• Work instruction
What you return should match every entry, character for character.

• Records supplied
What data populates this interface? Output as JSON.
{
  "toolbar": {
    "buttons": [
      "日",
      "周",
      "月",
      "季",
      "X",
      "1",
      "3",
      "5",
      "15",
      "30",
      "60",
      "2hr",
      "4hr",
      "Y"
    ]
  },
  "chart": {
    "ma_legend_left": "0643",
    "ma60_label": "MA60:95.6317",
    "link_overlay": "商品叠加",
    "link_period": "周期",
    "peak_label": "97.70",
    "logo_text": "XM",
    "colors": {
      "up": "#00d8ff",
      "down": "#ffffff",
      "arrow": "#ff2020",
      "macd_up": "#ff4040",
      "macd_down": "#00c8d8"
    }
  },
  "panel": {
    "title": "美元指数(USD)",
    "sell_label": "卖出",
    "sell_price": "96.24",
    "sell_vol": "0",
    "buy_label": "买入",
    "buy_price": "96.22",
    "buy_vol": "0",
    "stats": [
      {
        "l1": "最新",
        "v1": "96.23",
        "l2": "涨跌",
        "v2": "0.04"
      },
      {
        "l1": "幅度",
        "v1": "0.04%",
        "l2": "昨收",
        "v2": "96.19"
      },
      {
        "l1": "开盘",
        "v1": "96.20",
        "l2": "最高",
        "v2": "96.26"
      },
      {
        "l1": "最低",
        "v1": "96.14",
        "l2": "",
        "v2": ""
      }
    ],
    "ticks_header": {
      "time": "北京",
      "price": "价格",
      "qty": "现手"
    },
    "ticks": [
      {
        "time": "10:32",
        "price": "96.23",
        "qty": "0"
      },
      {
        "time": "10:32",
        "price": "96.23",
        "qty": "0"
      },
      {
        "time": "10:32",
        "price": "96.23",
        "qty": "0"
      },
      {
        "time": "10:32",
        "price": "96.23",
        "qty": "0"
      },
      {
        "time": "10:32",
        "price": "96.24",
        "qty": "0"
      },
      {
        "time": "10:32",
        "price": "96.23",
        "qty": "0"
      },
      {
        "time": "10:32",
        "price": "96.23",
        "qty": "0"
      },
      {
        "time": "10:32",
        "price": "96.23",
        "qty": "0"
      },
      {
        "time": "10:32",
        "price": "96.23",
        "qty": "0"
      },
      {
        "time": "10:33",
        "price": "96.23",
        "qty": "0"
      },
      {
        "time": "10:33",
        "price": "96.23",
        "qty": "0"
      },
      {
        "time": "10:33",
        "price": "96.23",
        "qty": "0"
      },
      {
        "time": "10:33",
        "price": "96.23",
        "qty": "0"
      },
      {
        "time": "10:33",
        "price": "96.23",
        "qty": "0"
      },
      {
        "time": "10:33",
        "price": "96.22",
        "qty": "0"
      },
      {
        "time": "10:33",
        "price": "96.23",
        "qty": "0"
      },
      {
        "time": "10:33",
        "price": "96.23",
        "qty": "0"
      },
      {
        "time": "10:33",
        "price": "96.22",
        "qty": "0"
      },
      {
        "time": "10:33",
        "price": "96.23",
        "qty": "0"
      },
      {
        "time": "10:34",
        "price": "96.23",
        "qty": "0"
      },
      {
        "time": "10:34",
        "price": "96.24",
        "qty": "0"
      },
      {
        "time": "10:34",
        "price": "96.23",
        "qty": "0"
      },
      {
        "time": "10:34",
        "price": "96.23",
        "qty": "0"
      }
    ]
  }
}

• Exercise result
What data populates this interface? Output as JSON.
{
  "toolbar": {
    "buttons": [
      "日",
      "周",
      "月",
      "季",
      "X",
      "1",
      "3",
      "5",
      "15",
      "30",
      "60",
      "2hr",
      "4hr",
      "Y"
    ]
  },
  "chart": {
    "ma_legend_left": "0643",
    "ma60_label": "MA60:95.6317",
    "link_overlay": "商品叠加",
    "link_period": "周期",
    "peak_label": "97.70",
    "logo_text": "XM",
    "colors": {
      "up": "#00d8ff",
      "down": "#ffffff",
      "arrow": "#ff2020",
      "macd_up": "#ff4040",
      "macd_down": "#00c8d8"
    }
  },
  "panel": {
    "title": "美元指数(USD)",
    "sell_label": "卖出",
    "sell_price": "96.24",
    "sell_vol": "0",
    "buy_label": "买入",
    "buy_price": "96.22",
    "buy_vol": "0",
    "stats": [
      {
        "l1": "最新",
        "v1": "96.23",
        "l2": "涨跌",
        "v2": "0.04"
      },
      {
        "l1": "幅度",
        "v1": "0.04%",
        "l2": "昨收",
        "v2": "96.19"
      },
      {
        "l1": "开盘",
        "v1": "96.20",
        "l2": "最高",
        "v2": "96.26"
      },
      {
        "l1": "最低",
        "v1": "96.14",
        "l2": "",
        "v2": ""
      }
    ],
    "ticks_header": {
      "time": "北京",
      "price": "价格",
      "qty": "现手"
    },
    "ticks": [
      {
        "time": "10:32",
        "price": "96.23",
        "qty": "0"
      },
      {
        "time": "10:32",
        "price": "96.23",
        "qty": "0"
      },
      {
        "time": "10:32",
        "price": "96.23",
        "qty": "0"
      },
      {
        "time": "10:32",
        "price": "96.23",
        "qty": "0"
      },
      {
        "time": "10:32",
        "price": "96.24",
        "qty": "0"
      },
      {
        "time": "10:32",
        "price": "96.23",
        "qty": "0"
      },
      {
        "time": "10:32",
        "price": "96.23",
        "qty": "0"
      },
      {
        "time": "10:32",
        "price": "96.23",
        "qty": "0"
      },
      {
        "time": "10:32",
        "price": "96.23",
        "qty": "0"
      },
      {
        "time": "10:33",
        "price": "96.23",
        "qty": "0"
      },
      {
        "time": "10:33",
        "price": "96.23",
        "qty": "0"
      },
      {
        "time": "10:33",
        "price": "96.23",
        "qty": "0"
      },
      {
        "time": "10:33",
        "price": "96.23",
        "qty": "0"
      },
      {
        "time": "10:33",
        "price": "96.23",
        "qty": "0"
      },
      {
        "time": "10:33",
        "price": "96.22",
        "qty": "0"
      },
      {
        "time": "10:33",
        "price": "96.23",
        "qty": "0"
      },
      {
        "time": "10:33",
        "price": "96.23",
        "qty": "0"
      },
      {
        "time": "10:33",
        "price": "96.22",
        "qty": "0"
      },
      {
        "time": "10:33",
        "price": "96.23",
        "qty": "0"
      },
      {
        "time": "10:34",
        "price": "96.23",
        "qty": "0"
      },
      {
        "time": "10:34",
        "price": "96.24",
        "qty": "0"
      },
      {
        "time": "10:34",
        "price": "96.23",
        "qty": "0"
      },
      {
        "time": "10:34",
        "price": "96.23",
        "qty": "0"
      }
    ]
  }
}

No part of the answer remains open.